DATA:

· · · · ·

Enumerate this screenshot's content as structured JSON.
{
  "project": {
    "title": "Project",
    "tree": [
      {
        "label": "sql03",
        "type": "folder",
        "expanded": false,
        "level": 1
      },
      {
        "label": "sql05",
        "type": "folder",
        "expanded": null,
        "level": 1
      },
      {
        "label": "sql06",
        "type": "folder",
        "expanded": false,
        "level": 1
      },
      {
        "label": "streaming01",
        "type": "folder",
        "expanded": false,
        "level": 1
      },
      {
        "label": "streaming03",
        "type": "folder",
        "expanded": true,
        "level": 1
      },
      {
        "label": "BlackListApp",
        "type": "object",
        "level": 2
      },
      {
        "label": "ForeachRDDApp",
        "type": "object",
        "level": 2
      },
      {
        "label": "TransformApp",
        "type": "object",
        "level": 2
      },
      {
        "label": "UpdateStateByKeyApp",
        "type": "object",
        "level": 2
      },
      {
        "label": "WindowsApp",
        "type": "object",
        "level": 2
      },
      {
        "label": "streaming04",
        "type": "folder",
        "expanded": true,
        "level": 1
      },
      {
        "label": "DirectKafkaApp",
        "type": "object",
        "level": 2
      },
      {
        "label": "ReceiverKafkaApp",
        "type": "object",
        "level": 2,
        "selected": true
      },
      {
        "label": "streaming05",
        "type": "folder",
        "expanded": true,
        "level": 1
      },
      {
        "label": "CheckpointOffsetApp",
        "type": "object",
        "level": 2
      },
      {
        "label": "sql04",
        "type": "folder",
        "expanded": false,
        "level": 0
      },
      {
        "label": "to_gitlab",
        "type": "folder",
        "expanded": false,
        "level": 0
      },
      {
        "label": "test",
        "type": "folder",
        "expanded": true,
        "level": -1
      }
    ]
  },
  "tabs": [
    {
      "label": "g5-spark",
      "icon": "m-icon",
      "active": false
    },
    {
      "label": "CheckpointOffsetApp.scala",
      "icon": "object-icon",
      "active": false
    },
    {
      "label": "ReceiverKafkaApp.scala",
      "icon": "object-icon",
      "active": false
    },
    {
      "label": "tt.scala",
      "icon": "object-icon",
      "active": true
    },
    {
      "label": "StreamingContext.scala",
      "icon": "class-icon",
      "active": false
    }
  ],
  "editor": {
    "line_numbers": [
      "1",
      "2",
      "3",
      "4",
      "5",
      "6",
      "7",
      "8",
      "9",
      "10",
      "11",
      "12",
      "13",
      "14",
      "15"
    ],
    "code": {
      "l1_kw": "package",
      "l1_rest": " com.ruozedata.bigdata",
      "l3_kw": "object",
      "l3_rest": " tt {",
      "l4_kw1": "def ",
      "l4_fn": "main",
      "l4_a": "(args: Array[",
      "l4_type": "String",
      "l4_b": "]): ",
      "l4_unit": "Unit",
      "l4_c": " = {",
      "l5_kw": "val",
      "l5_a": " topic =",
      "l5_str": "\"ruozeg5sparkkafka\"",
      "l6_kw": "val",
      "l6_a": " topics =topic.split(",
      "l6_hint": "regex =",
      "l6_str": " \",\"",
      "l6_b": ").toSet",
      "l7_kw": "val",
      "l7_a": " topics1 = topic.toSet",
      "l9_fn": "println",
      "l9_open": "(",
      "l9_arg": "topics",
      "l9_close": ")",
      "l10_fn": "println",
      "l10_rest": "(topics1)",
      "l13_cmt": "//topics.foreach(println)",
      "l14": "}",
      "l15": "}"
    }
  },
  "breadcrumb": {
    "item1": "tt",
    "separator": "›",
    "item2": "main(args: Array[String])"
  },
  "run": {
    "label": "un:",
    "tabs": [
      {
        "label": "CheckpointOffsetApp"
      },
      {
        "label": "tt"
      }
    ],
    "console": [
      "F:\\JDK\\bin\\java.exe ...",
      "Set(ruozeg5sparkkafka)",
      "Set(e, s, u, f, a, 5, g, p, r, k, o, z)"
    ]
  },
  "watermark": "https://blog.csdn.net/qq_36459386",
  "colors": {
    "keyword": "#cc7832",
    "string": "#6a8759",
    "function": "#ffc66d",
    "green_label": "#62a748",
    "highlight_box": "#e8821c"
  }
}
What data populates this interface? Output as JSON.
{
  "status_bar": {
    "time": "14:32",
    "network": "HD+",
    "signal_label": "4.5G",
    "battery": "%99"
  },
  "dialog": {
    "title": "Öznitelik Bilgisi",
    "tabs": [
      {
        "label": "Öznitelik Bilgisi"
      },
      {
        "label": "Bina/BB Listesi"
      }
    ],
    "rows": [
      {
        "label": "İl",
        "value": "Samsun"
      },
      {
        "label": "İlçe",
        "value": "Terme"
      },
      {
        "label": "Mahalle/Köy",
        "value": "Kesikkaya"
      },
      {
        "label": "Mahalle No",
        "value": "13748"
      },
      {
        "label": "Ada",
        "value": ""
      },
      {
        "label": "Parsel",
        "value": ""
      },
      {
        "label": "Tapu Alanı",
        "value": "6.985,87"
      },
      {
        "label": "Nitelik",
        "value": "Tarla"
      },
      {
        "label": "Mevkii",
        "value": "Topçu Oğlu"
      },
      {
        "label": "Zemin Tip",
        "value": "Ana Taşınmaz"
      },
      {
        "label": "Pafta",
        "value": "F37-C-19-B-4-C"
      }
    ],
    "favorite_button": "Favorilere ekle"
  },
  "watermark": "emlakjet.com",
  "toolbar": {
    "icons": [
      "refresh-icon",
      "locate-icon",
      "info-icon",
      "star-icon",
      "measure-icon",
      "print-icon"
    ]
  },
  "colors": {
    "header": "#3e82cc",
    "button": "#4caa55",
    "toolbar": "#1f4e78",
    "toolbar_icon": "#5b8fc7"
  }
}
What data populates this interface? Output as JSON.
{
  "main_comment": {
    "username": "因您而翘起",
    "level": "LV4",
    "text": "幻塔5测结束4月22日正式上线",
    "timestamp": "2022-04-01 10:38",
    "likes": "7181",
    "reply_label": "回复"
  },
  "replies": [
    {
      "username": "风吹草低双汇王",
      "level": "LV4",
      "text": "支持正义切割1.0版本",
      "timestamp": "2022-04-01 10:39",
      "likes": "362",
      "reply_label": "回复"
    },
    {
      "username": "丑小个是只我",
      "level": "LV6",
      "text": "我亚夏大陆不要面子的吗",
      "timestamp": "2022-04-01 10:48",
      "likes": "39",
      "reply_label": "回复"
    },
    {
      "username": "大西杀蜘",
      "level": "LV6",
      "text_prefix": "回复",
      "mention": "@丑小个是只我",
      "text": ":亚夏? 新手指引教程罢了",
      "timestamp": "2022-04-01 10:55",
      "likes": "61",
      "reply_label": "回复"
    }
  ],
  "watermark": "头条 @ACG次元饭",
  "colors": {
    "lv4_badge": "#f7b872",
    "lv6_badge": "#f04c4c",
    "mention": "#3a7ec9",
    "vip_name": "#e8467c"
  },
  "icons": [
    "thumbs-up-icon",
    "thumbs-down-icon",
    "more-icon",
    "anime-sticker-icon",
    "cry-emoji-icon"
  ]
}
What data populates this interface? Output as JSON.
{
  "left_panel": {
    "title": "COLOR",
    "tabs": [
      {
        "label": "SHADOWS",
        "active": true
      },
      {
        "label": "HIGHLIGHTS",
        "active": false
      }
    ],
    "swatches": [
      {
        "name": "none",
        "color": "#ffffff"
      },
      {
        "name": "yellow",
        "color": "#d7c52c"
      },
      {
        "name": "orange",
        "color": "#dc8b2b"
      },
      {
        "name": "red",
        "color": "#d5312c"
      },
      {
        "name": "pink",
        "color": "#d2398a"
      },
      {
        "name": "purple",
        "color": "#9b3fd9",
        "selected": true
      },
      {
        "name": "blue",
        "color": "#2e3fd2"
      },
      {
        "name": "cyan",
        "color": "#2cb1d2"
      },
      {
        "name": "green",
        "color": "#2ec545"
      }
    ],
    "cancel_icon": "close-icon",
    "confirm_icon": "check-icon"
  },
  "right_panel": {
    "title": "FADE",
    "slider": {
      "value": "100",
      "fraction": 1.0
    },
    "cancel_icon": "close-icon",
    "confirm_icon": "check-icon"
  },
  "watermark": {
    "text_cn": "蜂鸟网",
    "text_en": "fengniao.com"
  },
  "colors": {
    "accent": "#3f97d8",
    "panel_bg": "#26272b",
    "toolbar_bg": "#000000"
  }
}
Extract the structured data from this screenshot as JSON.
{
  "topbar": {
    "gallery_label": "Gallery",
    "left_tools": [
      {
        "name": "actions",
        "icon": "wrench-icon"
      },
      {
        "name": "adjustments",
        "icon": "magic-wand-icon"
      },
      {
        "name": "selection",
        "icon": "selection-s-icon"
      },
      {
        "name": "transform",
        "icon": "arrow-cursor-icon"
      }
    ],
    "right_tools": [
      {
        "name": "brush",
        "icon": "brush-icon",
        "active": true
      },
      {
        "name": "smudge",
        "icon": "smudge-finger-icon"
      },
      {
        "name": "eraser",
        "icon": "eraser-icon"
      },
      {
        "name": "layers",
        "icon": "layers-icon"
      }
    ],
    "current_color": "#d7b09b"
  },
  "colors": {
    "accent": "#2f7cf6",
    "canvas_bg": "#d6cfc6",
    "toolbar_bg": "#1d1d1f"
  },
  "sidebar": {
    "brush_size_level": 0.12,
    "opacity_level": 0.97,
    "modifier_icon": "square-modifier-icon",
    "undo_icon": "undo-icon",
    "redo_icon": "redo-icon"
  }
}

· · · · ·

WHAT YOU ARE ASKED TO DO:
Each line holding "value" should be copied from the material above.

SOLUTION:
        "value": "Samsun"
        "value": "Terme"
        "value": "Kesikkaya"
        "value": "13748"
        "value": ""
        "value": ""
        "value": "6.985,87"
        "value": "Tarla"
        "value": "Topçu Oğlu"
        "value": "Ana Taşınmaz"
        "value": "F37-C-19-B-4-C"
      "value": "100",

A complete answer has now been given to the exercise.